(Entries from a dataset of interfaces)
────────
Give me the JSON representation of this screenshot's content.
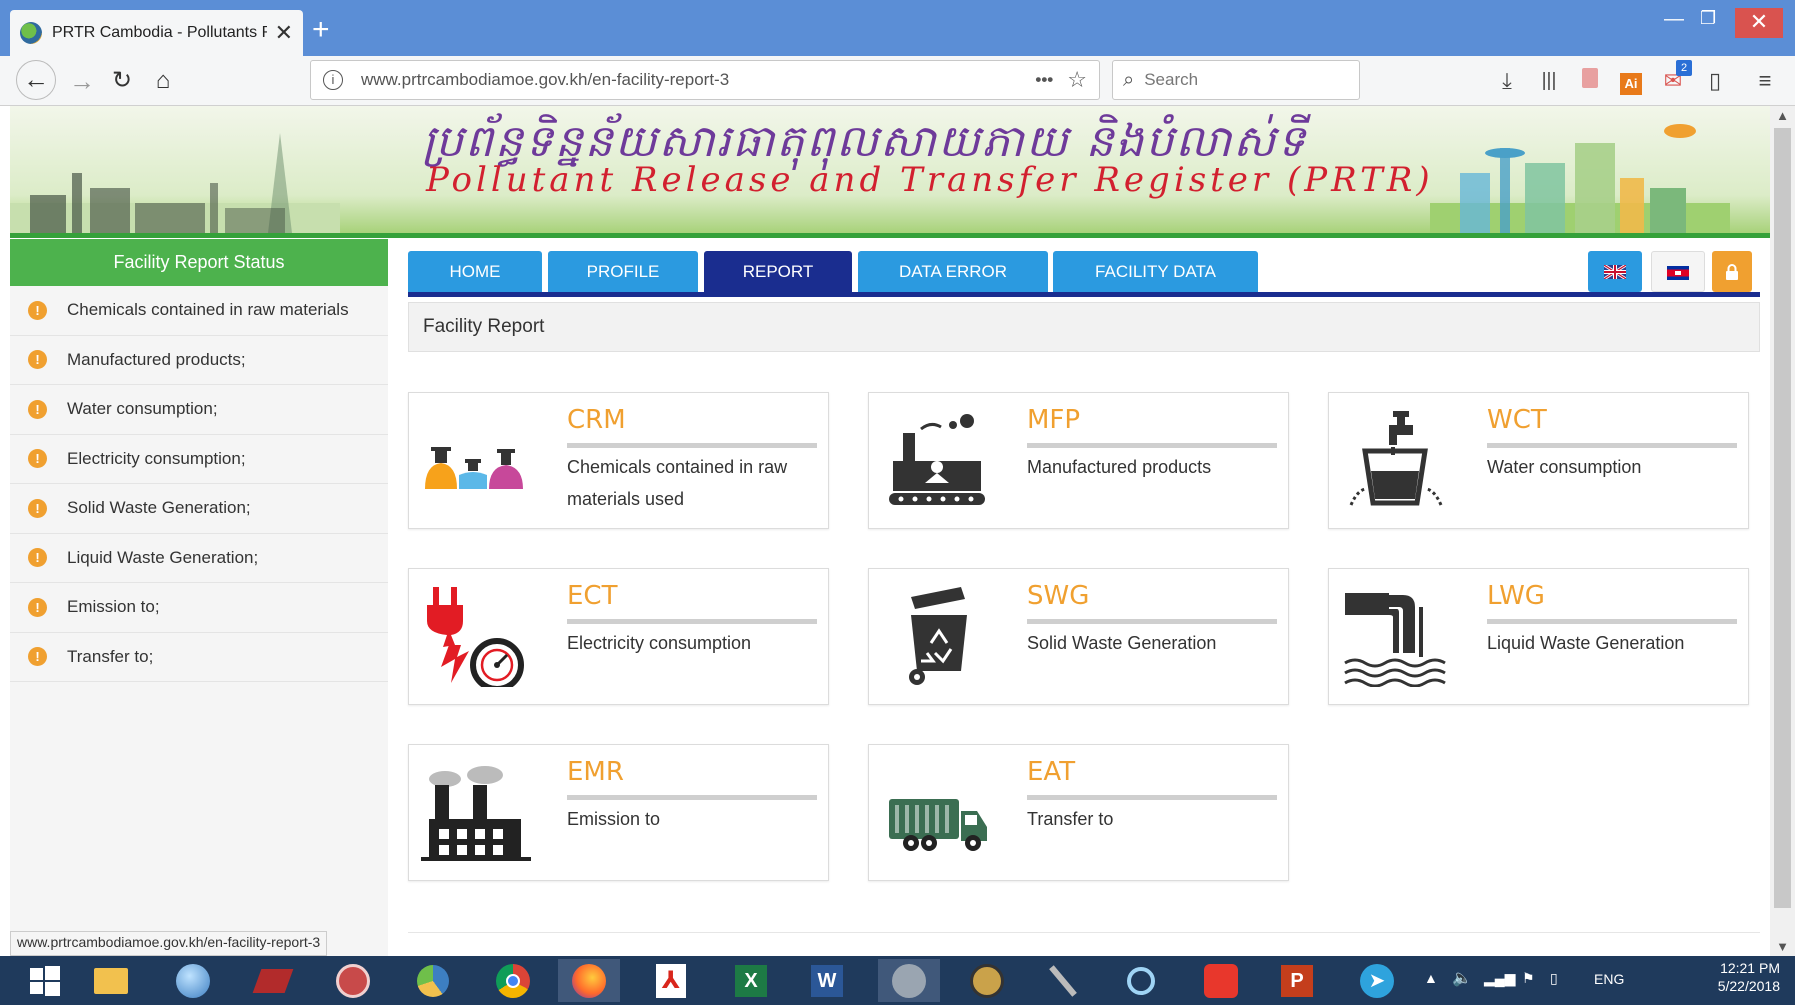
{
  "browser": {
    "tab_title": "PRTR Cambodia - Pollutants Re",
    "new_tab": "+",
    "url": "www.prtrcambodiamoe.gov.kh/en-facility-report-3",
    "search_placeholder": "Search",
    "mail_badge": "2"
  },
  "banner": {
    "khmer_title": "ប្រព័ន្ធទិន្នន័យសារធាតុពុលសាយភាយ និងបំលាស់ទី",
    "english_title": "Pollutant Release and Transfer Register (PRTR)"
  },
  "sidebar": {
    "heading": "Facility Report Status",
    "items": [
      {
        "label": "Chemicals contained in raw materials"
      },
      {
        "label": "Manufactured products;"
      },
      {
        "label": "Water consumption;"
      },
      {
        "label": "Electricity consumption;"
      },
      {
        "label": "Solid Waste Generation;"
      },
      {
        "label": "Liquid Waste Generation;"
      },
      {
        "label": "Emission to;"
      },
      {
        "label": "Transfer to;"
      }
    ]
  },
  "menu": {
    "tabs": [
      {
        "label": "HOME"
      },
      {
        "label": "PROFILE"
      },
      {
        "label": "REPORT"
      },
      {
        "label": "DATA ERROR"
      },
      {
        "label": "FACILITY DATA"
      }
    ],
    "active_tab": "REPORT"
  },
  "breadcrumb": "Facility Report",
  "cards": [
    {
      "code": "CRM",
      "desc": "Chemicals contained in raw materials used",
      "icon": "chemical-bottles-icon"
    },
    {
      "code": "MFP",
      "desc": "Manufactured products",
      "icon": "factory-conveyor-icon"
    },
    {
      "code": "WCT",
      "desc": "Water consumption",
      "icon": "water-tap-icon"
    },
    {
      "code": "ECT",
      "desc": "Electricity consumption",
      "icon": "electric-plug-meter-icon"
    },
    {
      "code": "SWG",
      "desc": "Solid Waste Generation",
      "icon": "recycle-bin-icon"
    },
    {
      "code": "LWG",
      "desc": "Liquid Waste Generation",
      "icon": "wastewater-pipe-icon"
    },
    {
      "code": "EMR",
      "desc": "Emission to",
      "icon": "factory-emission-icon"
    },
    {
      "code": "EAT",
      "desc": "Transfer to",
      "icon": "transfer-truck-icon"
    }
  ],
  "status_bar_url": "www.prtrcambodiamoe.gov.kh/en-facility-report-3",
  "taskbar": {
    "language": "ENG",
    "time": "12:21 PM",
    "date": "5/22/2018"
  },
  "colors": {
    "accent_green": "#4db24d",
    "menu_blue": "#2b9ae0",
    "menu_active": "#1a2d8f",
    "code_orange": "#f0a030"
  }
}
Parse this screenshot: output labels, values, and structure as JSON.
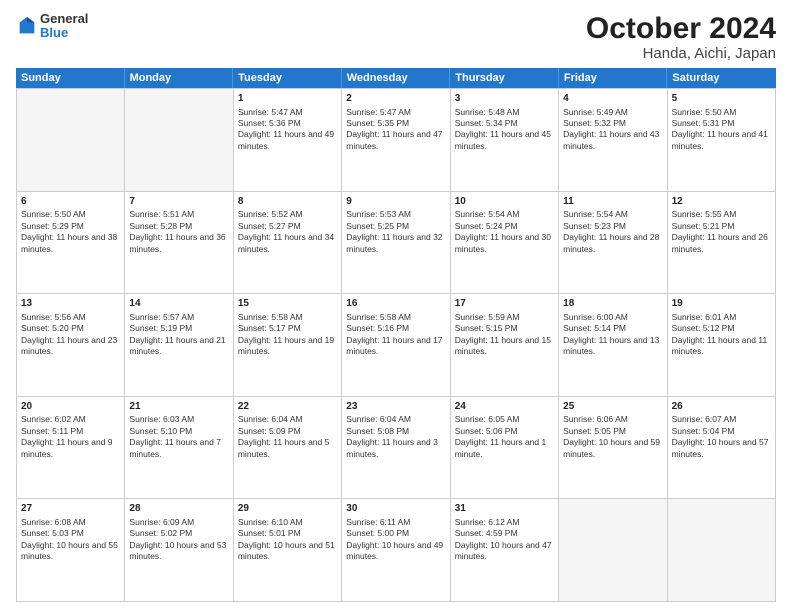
{
  "header": {
    "logo_line1": "General",
    "logo_line2": "Blue",
    "title": "October 2024",
    "subtitle": "Handa, Aichi, Japan"
  },
  "days_of_week": [
    "Sunday",
    "Monday",
    "Tuesday",
    "Wednesday",
    "Thursday",
    "Friday",
    "Saturday"
  ],
  "weeks": [
    [
      {
        "day": "",
        "sunrise": "",
        "sunset": "",
        "daylight": "",
        "empty": true
      },
      {
        "day": "",
        "sunrise": "",
        "sunset": "",
        "daylight": "",
        "empty": true
      },
      {
        "day": "1",
        "sunrise": "Sunrise: 5:47 AM",
        "sunset": "Sunset: 5:36 PM",
        "daylight": "Daylight: 11 hours and 49 minutes."
      },
      {
        "day": "2",
        "sunrise": "Sunrise: 5:47 AM",
        "sunset": "Sunset: 5:35 PM",
        "daylight": "Daylight: 11 hours and 47 minutes."
      },
      {
        "day": "3",
        "sunrise": "Sunrise: 5:48 AM",
        "sunset": "Sunset: 5:34 PM",
        "daylight": "Daylight: 11 hours and 45 minutes."
      },
      {
        "day": "4",
        "sunrise": "Sunrise: 5:49 AM",
        "sunset": "Sunset: 5:32 PM",
        "daylight": "Daylight: 11 hours and 43 minutes."
      },
      {
        "day": "5",
        "sunrise": "Sunrise: 5:50 AM",
        "sunset": "Sunset: 5:31 PM",
        "daylight": "Daylight: 11 hours and 41 minutes."
      }
    ],
    [
      {
        "day": "6",
        "sunrise": "Sunrise: 5:50 AM",
        "sunset": "Sunset: 5:29 PM",
        "daylight": "Daylight: 11 hours and 38 minutes."
      },
      {
        "day": "7",
        "sunrise": "Sunrise: 5:51 AM",
        "sunset": "Sunset: 5:28 PM",
        "daylight": "Daylight: 11 hours and 36 minutes."
      },
      {
        "day": "8",
        "sunrise": "Sunrise: 5:52 AM",
        "sunset": "Sunset: 5:27 PM",
        "daylight": "Daylight: 11 hours and 34 minutes."
      },
      {
        "day": "9",
        "sunrise": "Sunrise: 5:53 AM",
        "sunset": "Sunset: 5:25 PM",
        "daylight": "Daylight: 11 hours and 32 minutes."
      },
      {
        "day": "10",
        "sunrise": "Sunrise: 5:54 AM",
        "sunset": "Sunset: 5:24 PM",
        "daylight": "Daylight: 11 hours and 30 minutes."
      },
      {
        "day": "11",
        "sunrise": "Sunrise: 5:54 AM",
        "sunset": "Sunset: 5:23 PM",
        "daylight": "Daylight: 11 hours and 28 minutes."
      },
      {
        "day": "12",
        "sunrise": "Sunrise: 5:55 AM",
        "sunset": "Sunset: 5:21 PM",
        "daylight": "Daylight: 11 hours and 26 minutes."
      }
    ],
    [
      {
        "day": "13",
        "sunrise": "Sunrise: 5:56 AM",
        "sunset": "Sunset: 5:20 PM",
        "daylight": "Daylight: 11 hours and 23 minutes."
      },
      {
        "day": "14",
        "sunrise": "Sunrise: 5:57 AM",
        "sunset": "Sunset: 5:19 PM",
        "daylight": "Daylight: 11 hours and 21 minutes."
      },
      {
        "day": "15",
        "sunrise": "Sunrise: 5:58 AM",
        "sunset": "Sunset: 5:17 PM",
        "daylight": "Daylight: 11 hours and 19 minutes."
      },
      {
        "day": "16",
        "sunrise": "Sunrise: 5:58 AM",
        "sunset": "Sunset: 5:16 PM",
        "daylight": "Daylight: 11 hours and 17 minutes."
      },
      {
        "day": "17",
        "sunrise": "Sunrise: 5:59 AM",
        "sunset": "Sunset: 5:15 PM",
        "daylight": "Daylight: 11 hours and 15 minutes."
      },
      {
        "day": "18",
        "sunrise": "Sunrise: 6:00 AM",
        "sunset": "Sunset: 5:14 PM",
        "daylight": "Daylight: 11 hours and 13 minutes."
      },
      {
        "day": "19",
        "sunrise": "Sunrise: 6:01 AM",
        "sunset": "Sunset: 5:12 PM",
        "daylight": "Daylight: 11 hours and 11 minutes."
      }
    ],
    [
      {
        "day": "20",
        "sunrise": "Sunrise: 6:02 AM",
        "sunset": "Sunset: 5:11 PM",
        "daylight": "Daylight: 11 hours and 9 minutes."
      },
      {
        "day": "21",
        "sunrise": "Sunrise: 6:03 AM",
        "sunset": "Sunset: 5:10 PM",
        "daylight": "Daylight: 11 hours and 7 minutes."
      },
      {
        "day": "22",
        "sunrise": "Sunrise: 6:04 AM",
        "sunset": "Sunset: 5:09 PM",
        "daylight": "Daylight: 11 hours and 5 minutes."
      },
      {
        "day": "23",
        "sunrise": "Sunrise: 6:04 AM",
        "sunset": "Sunset: 5:08 PM",
        "daylight": "Daylight: 11 hours and 3 minutes."
      },
      {
        "day": "24",
        "sunrise": "Sunrise: 6:05 AM",
        "sunset": "Sunset: 5:06 PM",
        "daylight": "Daylight: 11 hours and 1 minute."
      },
      {
        "day": "25",
        "sunrise": "Sunrise: 6:06 AM",
        "sunset": "Sunset: 5:05 PM",
        "daylight": "Daylight: 10 hours and 59 minutes."
      },
      {
        "day": "26",
        "sunrise": "Sunrise: 6:07 AM",
        "sunset": "Sunset: 5:04 PM",
        "daylight": "Daylight: 10 hours and 57 minutes."
      }
    ],
    [
      {
        "day": "27",
        "sunrise": "Sunrise: 6:08 AM",
        "sunset": "Sunset: 5:03 PM",
        "daylight": "Daylight: 10 hours and 55 minutes."
      },
      {
        "day": "28",
        "sunrise": "Sunrise: 6:09 AM",
        "sunset": "Sunset: 5:02 PM",
        "daylight": "Daylight: 10 hours and 53 minutes."
      },
      {
        "day": "29",
        "sunrise": "Sunrise: 6:10 AM",
        "sunset": "Sunset: 5:01 PM",
        "daylight": "Daylight: 10 hours and 51 minutes."
      },
      {
        "day": "30",
        "sunrise": "Sunrise: 6:11 AM",
        "sunset": "Sunset: 5:00 PM",
        "daylight": "Daylight: 10 hours and 49 minutes."
      },
      {
        "day": "31",
        "sunrise": "Sunrise: 6:12 AM",
        "sunset": "Sunset: 4:59 PM",
        "daylight": "Daylight: 10 hours and 47 minutes."
      },
      {
        "day": "",
        "sunrise": "",
        "sunset": "",
        "daylight": "",
        "empty": true
      },
      {
        "day": "",
        "sunrise": "",
        "sunset": "",
        "daylight": "",
        "empty": true
      }
    ]
  ]
}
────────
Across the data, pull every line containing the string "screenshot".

*RESULT BELOW:*
Give me the JSON representation of this screenshot's content.
Parse this screenshot: output labels, values, and structure as JSON.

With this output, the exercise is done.